Gonzaga fought off a hard last-second sprint from Ridley College (Ont.), which closed the Eagles’ margin of victory to just over six-tenths of a second in the race’s final meters. St. Albans, which won the boy’s first eight at Virginia Scholastic Rowing Championships a week ago, finished fourth with a time of 4 minutes 12.03 seconds.
“In many ways, this is just almost a relief,” Gonzaga Coach Marc Mandel said. “There’s not a weak link in our crew. I had trust, just complete trust. . . . There’s been a lot of pressure on these guys all year long, because we know we had a good crew all year long. They lived up to their potential, and that’s what’s so fulfilling about today.”
For the previously undefeated Madison girls’ first eight, Saturday’s final presented an unexpected difficulty when senior Laura Preston tripped on the way to watch her teammates in the second eight race and injured her ankle. Regatta medics helped the senior ice her ankle and elevate it, but Preston said that despite the attention, she rowed Saturday afternoon’s final at less than 100 percent.
“It swelled up real big and I couldn’t walk,” Preston said. “When you’re racing, you’re kind of just full of so much adrenaline that you can’t really feel anything. I can tell you that right after the race it was throbbing so bad, but during the race all I could think about was just beating the boats.”
Competing with an injured rower, Madison still managed to finish third in the girls’ first eight final, behind Philadelphia’s Mount St. Joseph’s (4 minutes 48.34 seconds) and National Cathedral (4 minutes 50.32 seconds), which finished behind Madison a week ago at VSRC.
Madison edged onto the medal stand ahead of Orlando’s Winter Park by five hundredths of a second, a margin so narrow that the Warhawks first eight assumed it had lost and had gone to put their boat away instead of lining up to receive its medals. Preston said that when she and her teammates heard how they had placed, they were in shock.
“It was absolutely crazy, everyone was just like, ‘This can’t be true, we can’t have done it,’ ” she said. “Everyone was just crazy.

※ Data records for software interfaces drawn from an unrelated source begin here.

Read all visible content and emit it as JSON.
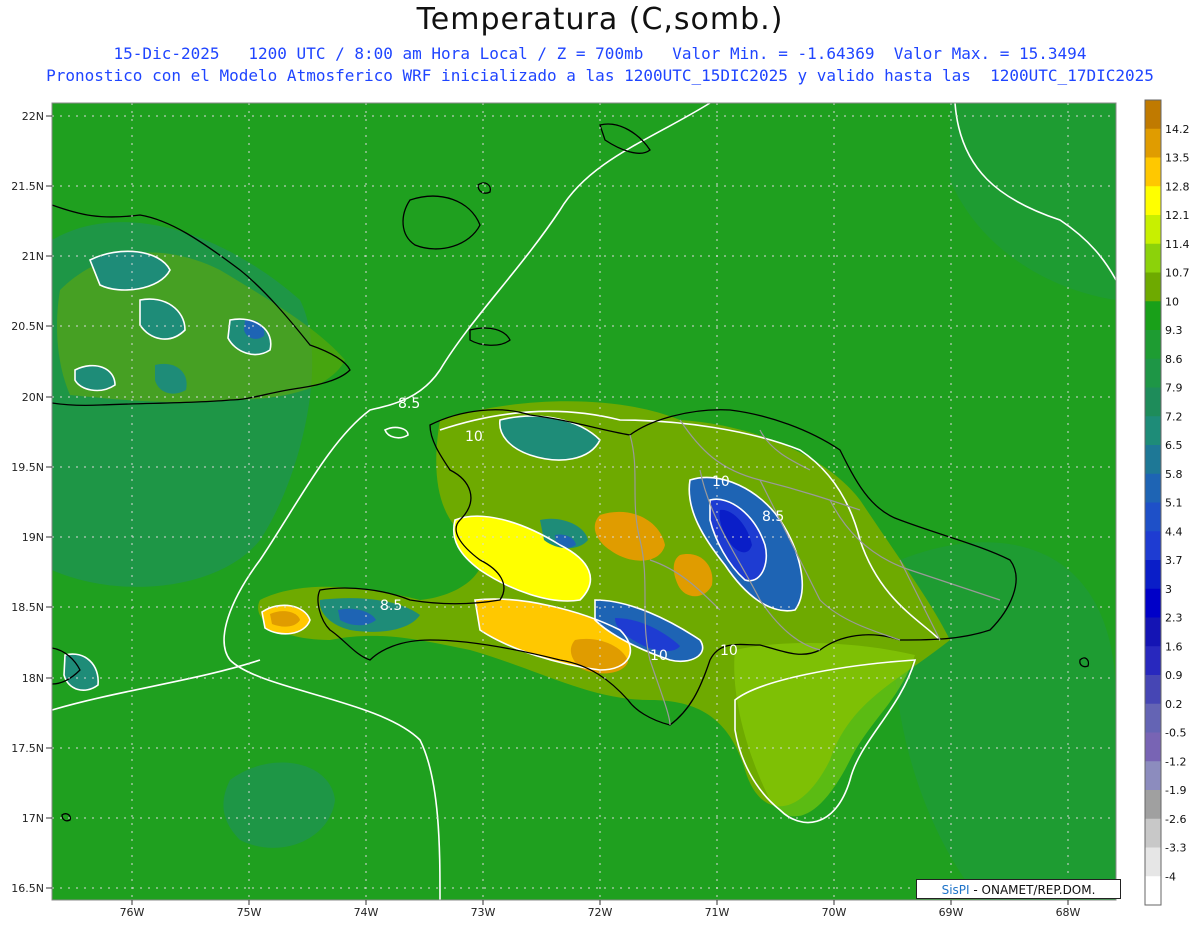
{
  "title": "Temperatura (C,somb.)",
  "subtitle_line1": "15-Dic-2025   1200 UTC / 8:00 am Hora Local / Z = 700mb   Valor Min. = -1.64369  Valor Max. = 15.3494",
  "subtitle_line2": "Pronostico con el Modelo Atmosferico WRF inicializado a las 1200UTC_15DIC2025 y valido hasta las  1200UTC_17DIC2025",
  "credit": {
    "logo": "SisPI",
    "text": " - ONAMET/REP.DOM."
  },
  "lat_labels": [
    "22N",
    "21.5N",
    "21N",
    "20.5N",
    "20N",
    "19.5N",
    "19N",
    "18.5N",
    "18N",
    "17.5N",
    "17N",
    "16.5N"
  ],
  "lon_labels": [
    "76W",
    "75W",
    "74W",
    "73W",
    "72W",
    "71W",
    "70W",
    "69W",
    "68W"
  ],
  "contour_labels": [
    "8.5",
    "10",
    "10",
    "8.5",
    "10",
    "8.5",
    "10"
  ],
  "colorbar": {
    "labels": [
      "14.2",
      "13.5",
      "12.8",
      "12.1",
      "11.4",
      "10.7",
      "10",
      "9.3",
      "8.6",
      "7.9",
      "7.2",
      "6.5",
      "5.8",
      "5.1",
      "4.4",
      "3.7",
      "3",
      "2.3",
      "1.6",
      "0.9",
      "0.2",
      "-0.5",
      "-1.2",
      "-1.9",
      "-2.6",
      "-3.3",
      "-4"
    ],
    "colors": [
      "#c07a00",
      "#e09c00",
      "#ffc800",
      "#ffff00",
      "#c8f000",
      "#8cd20a",
      "#6eaa00",
      "#19a019",
      "#1e9c32",
      "#1e9646",
      "#1e8c5a",
      "#1e8c78",
      "#1e7896",
      "#1e64b4",
      "#1e50c8",
      "#1e3cd2",
      "#0a1ec8",
      "#0000c8",
      "#1414b4",
      "#2828be",
      "#4646b4",
      "#6464b4",
      "#7864b4",
      "#8c8cbe",
      "#a0a0a0",
      "#c8c8c8",
      "#e6e6e6",
      "#ffffff"
    ]
  },
  "colors": {
    "background_field": "#1fa01f",
    "land_border": "#000000",
    "province_border": "#9a9a9a",
    "contour": "#ffffff"
  }
}
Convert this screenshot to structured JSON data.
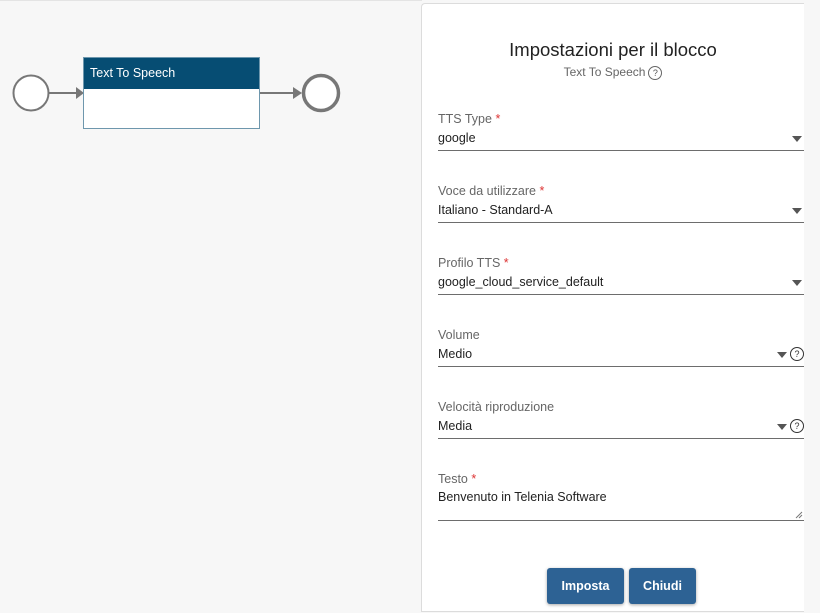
{
  "canvas": {
    "block": {
      "title": "Text To Speech"
    }
  },
  "panel": {
    "title": "Impostazioni per il blocco",
    "subtitle": "Text To Speech",
    "help_glyph": "?",
    "fields": [
      {
        "label": "TTS Type",
        "required": "*",
        "value": "google",
        "has_help": false
      },
      {
        "label": "Voce da utilizzare",
        "required": "*",
        "value": "Italiano - Standard-A",
        "has_help": false
      },
      {
        "label": "Profilo TTS",
        "required": "*",
        "value": "google_cloud_service_default",
        "has_help": false
      },
      {
        "label": "Volume",
        "required": "",
        "value": "Medio",
        "has_help": true
      },
      {
        "label": "Velocità riproduzione",
        "required": "",
        "value": "Media",
        "has_help": true
      }
    ],
    "text_field": {
      "label": "Testo",
      "required": "*",
      "value": "Benvenuto in Telenia Software"
    },
    "buttons": {
      "set": "Imposta",
      "close": "Chiudi"
    }
  },
  "colors": {
    "block_header": "#064d73",
    "button": "#2d6294",
    "required": "#dd3333"
  }
}
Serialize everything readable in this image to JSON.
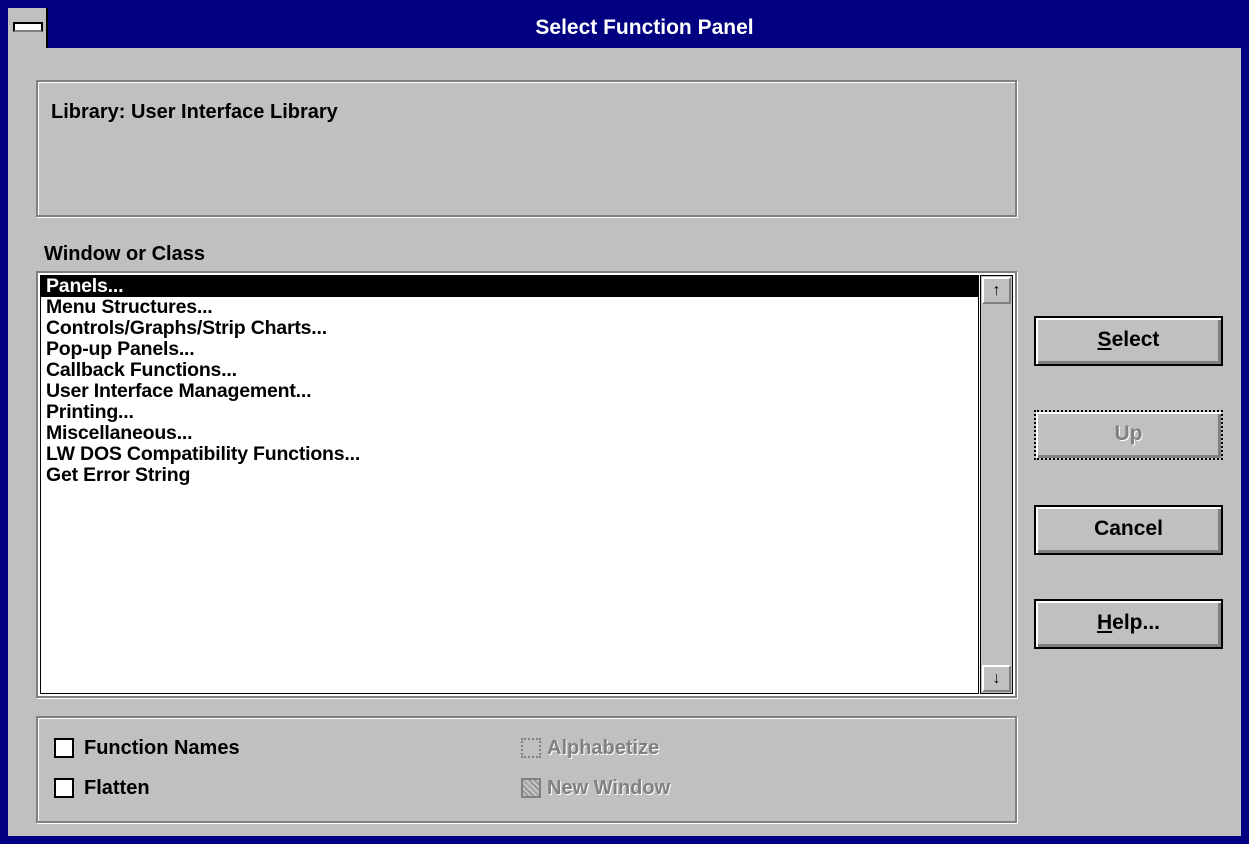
{
  "window": {
    "title": "Select Function Panel"
  },
  "library_text": "Library:  User Interface Library",
  "list": {
    "label": "Window or Class",
    "items": [
      "Panels...",
      "Menu Structures...",
      "Controls/Graphs/Strip Charts...",
      "Pop-up Panels...",
      "Callback Functions...",
      "User Interface Management...",
      "Printing...",
      "Miscellaneous...",
      "LW DOS Compatibility Functions...",
      "Get Error String"
    ],
    "selected_index": 0
  },
  "buttons": {
    "select": {
      "mnemonic": "S",
      "rest": "elect"
    },
    "up": {
      "label": "Up"
    },
    "cancel": {
      "label": "Cancel"
    },
    "help": {
      "mnemonic": "H",
      "rest": "elp..."
    }
  },
  "options": {
    "function_names": {
      "label": "Function Names",
      "checked": false
    },
    "flatten": {
      "label": "Flatten",
      "checked": false
    },
    "alphabetize": {
      "label": "Alphabetize",
      "enabled": false
    },
    "new_window": {
      "label": "New Window",
      "enabled": false
    }
  },
  "icons": {
    "scroll_up": "↑",
    "scroll_down": "↓"
  }
}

It was like the tears of ‘Oh, we just got fourth, we were so close’ turn into the tears of ‘Oh, we just got third.’ It changed the chemistry of the boat completely.”